The idea of having investments be influenced by one’s values and a desire to advance the social good (in addition to personal profits) is not new, but in recent decades there has been substantial growth in various forms of socially responsible investing (SRI) strategies. However, given the relatively limited number of SRI funds in the marketplace, investors haven’t had a lot to choose from, and the nature of buying an SRI fund or not means the investor is either all-in or all-out for the strategy (at least with that particular portion of the allocation).
Yet with the recent launch of Morningstar Sustainability Ratings, in partnership with Sustainalytics, it now becomes feasible to not just “buy an SRI fund” (or not), but to tilt any portfolio towards sustainable investing, simply by choosing the most sustainable of the available choices in any investment category. With Morningstar’s Sustainability Rating applied to upwards of 20,000 different funds (both mutual funds and ETFs), the investor (or advisor) can screen out the lowest-rated 1- and 2-globe funds, or focus exclusively on the 4- or 5-globe funds (given the 1-to-5 globe rating system).
In fact, the raw Morningstar Sustainability Scores actually reveal that some non-SRI funds are just as sustainably invested as their SRI counterparts, when drilling down to look at the underlying holdings. Despite the explicit sustainability mandate, the funds are nonetheless buying companies that align to relevant environment, social, and governance (ESG) factors anyway – ostensibly because some fund managers (directly or indirectly) find those to be good investment criteria, anyway.

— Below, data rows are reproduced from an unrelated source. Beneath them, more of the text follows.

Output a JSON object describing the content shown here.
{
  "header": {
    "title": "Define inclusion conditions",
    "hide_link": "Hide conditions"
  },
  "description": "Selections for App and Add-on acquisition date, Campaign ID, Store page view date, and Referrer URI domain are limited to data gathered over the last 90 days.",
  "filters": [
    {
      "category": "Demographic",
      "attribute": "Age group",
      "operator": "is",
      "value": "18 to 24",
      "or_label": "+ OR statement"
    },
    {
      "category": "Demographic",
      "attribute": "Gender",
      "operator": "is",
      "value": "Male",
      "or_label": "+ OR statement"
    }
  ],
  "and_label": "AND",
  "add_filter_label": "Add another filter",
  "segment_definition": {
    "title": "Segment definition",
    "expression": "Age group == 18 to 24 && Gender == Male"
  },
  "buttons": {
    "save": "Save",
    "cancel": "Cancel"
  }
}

Yet with more investors seeking out sustainable investing – particularly amongst the rising Millennial generation – and the potential to use Morningstar Sustainability Ratings to tilt any portfolio towards sustainable investing simply by using the number of globes as a screen, it suddenly becomes possible for sustainable investing to actually begin to influence markets in the aggregate. After all, as the growth of Morningstar style boxes and their supporting benchmarks have shown, a common “scoring system” for investors to assess outcomes can have a significant impact on fund manager behavior. In turn, if dollars shift more towards sustainable investing strategies – even by just tilting at the margin – it gives fund managers more capital to deploy to companies that score well on ESG factors, and draws capital away from the rest, which means corporate leadership may finally have the incentive it needs to truly behave in a more socially responsible manner?